5 Tricky Symptoms Not to Confuse with Seasonal Allergies
Spring- and summertime are the most common seasons for allergies. This happens because the warmer temperatures allow flowers to flourish and all kinds of airborne dust to float about. But while a good number of people know how to recognize and combat seasonal allergies correctly, a lot of others have not been diagnosed and can't tell whether they’re experiencing an allergy, a seasonal cold or something much more serious. In fact, even doctors dismiss certain symptoms as allergies when they are in truth something more serious.
This article will briefly discuss some symptoms that may seem like it, but are in fact not linked to any seasonal allergies.
1. Clear fluid: It isn’t uncommon to have a runny nose when suffering from seasonal allergies, but if only one nostril is running and the fluid is clear, that may mean there is a leak of spinal cerebral fluid happening. It becomes even more likely if this only takes place when the individual bends forward. The fluid itself isn't dangerous, but the leak is a sign that the brain may be exposed to infection, which would definitely be a cause for concern.

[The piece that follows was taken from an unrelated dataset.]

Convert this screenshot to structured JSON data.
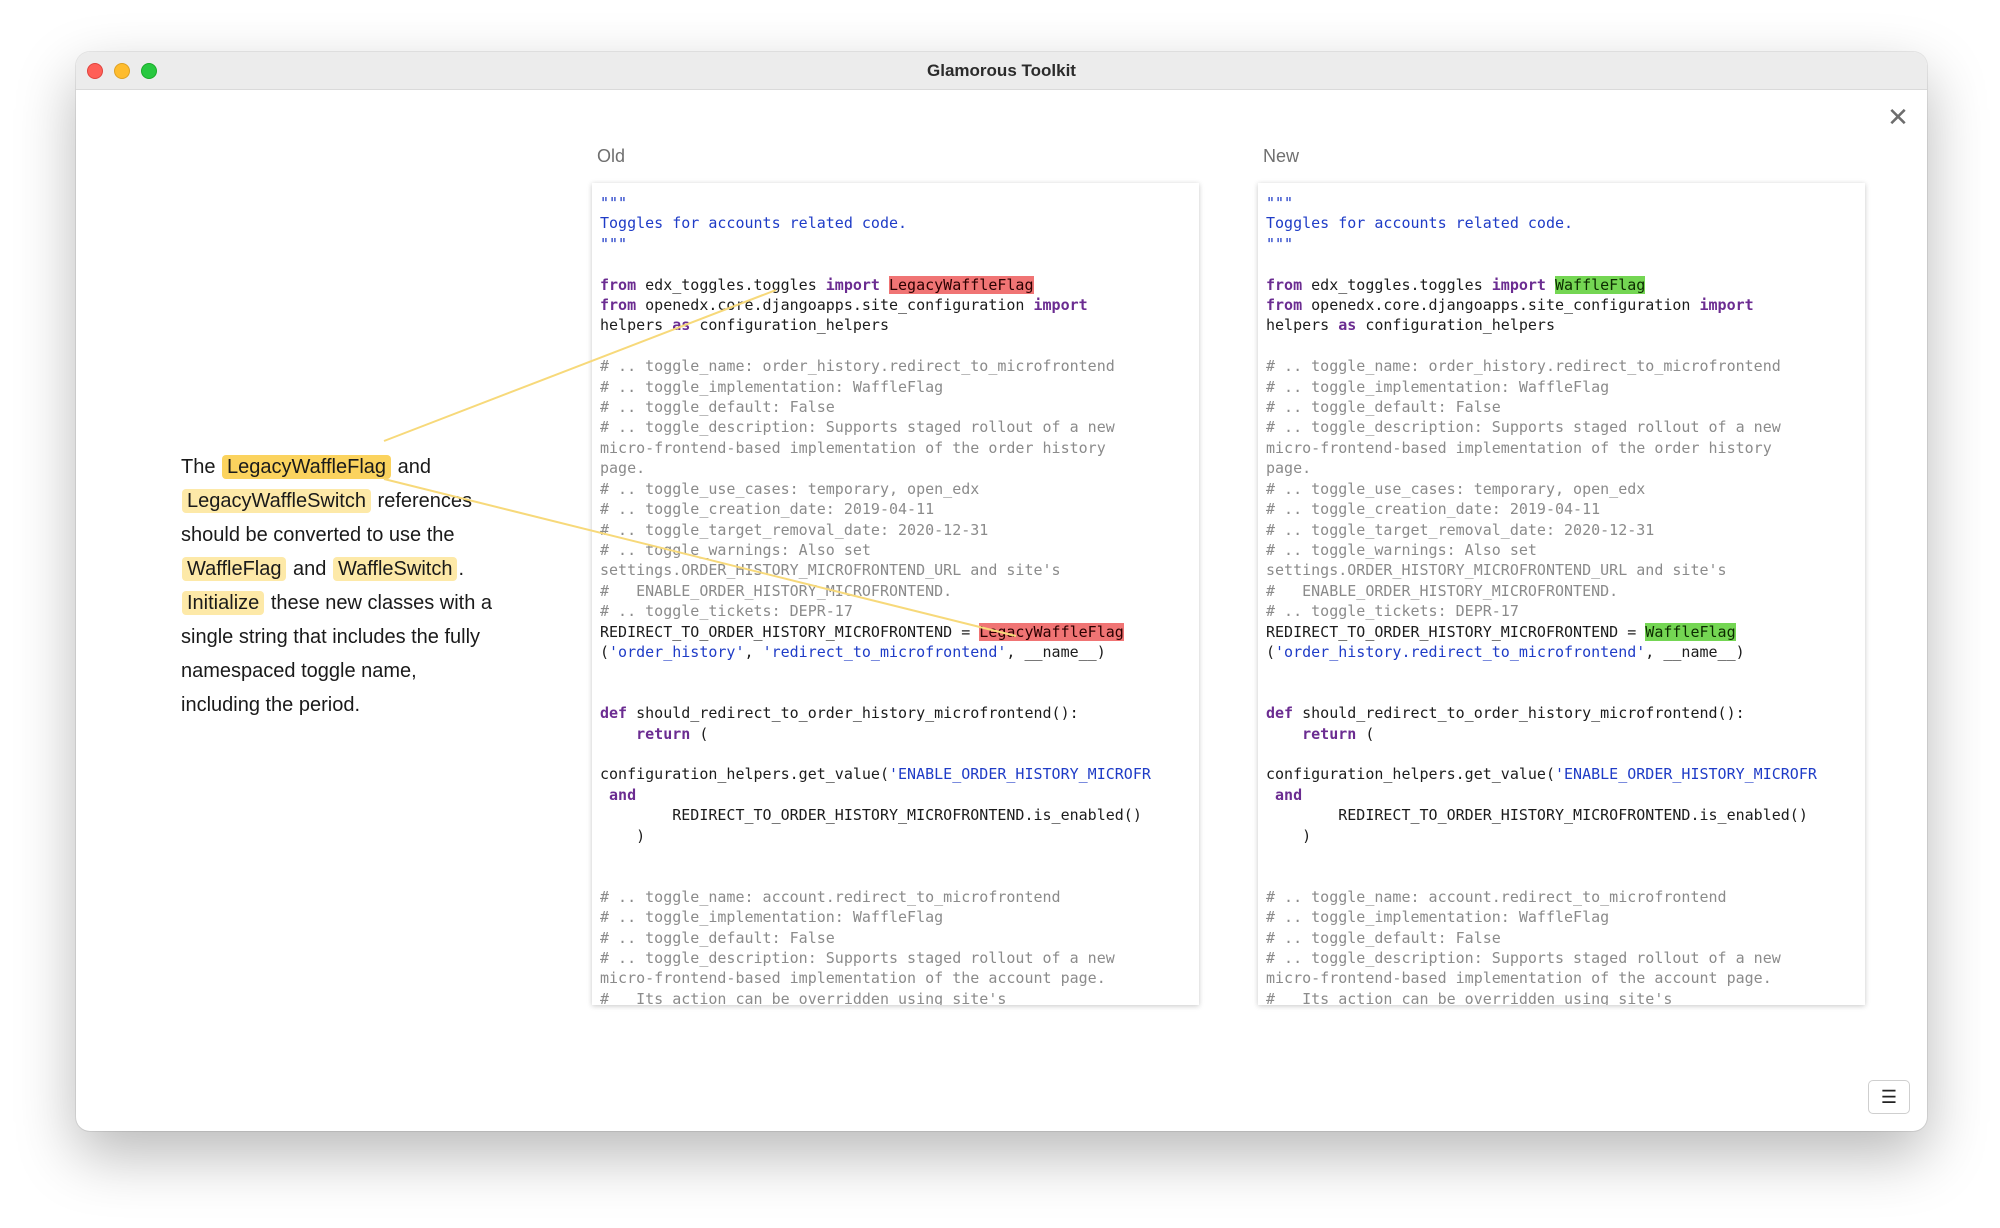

2. Green snot: Green snot is usually a telltale sign of infection. If it happens to be coupled with pain in the area under the eyes, where the sinuses are located, then it’s likely the patient is dealing with a sinus infection instead of a seasonal allergy. This kind of infection can also cause headaches and pain in the temples.
3. Absent taste and smell: As a rule, allergies should not cause individuals to lose their senses of taste and smell. If that’s happening, then the cause is perhaps a structural problem in the nose such as polyps or a deviated septum. Neither of these issues is particularly dangerous, but they do cause congestion and inhibit the senses. Moreover, they often need to be corrected through surgery.
4. Hives: Most people will usually dismiss hives as an allergic reaction and only become concerned if the flare up doesn't disappear within a few days. If that is the case, and the episode lasts for weeks instead of days, then they are dealing with chronic hives, which have nothing to do with any external facts. They can be caused by many conditions, but experts have found that chronic hives are often linked to thyroid or immune system issues.
5. Headache: Headaches have already been briefly mentioned in this article. They may in fact be linked to allergies and sinus infections, if they're relatively mild, but if they are sudden and blindingly strong and persistent, then there is definitely a cause for concern, as this kind of headache is sometimes a sign of brain issues or cardiovascular diseases, both of which can be dangerous.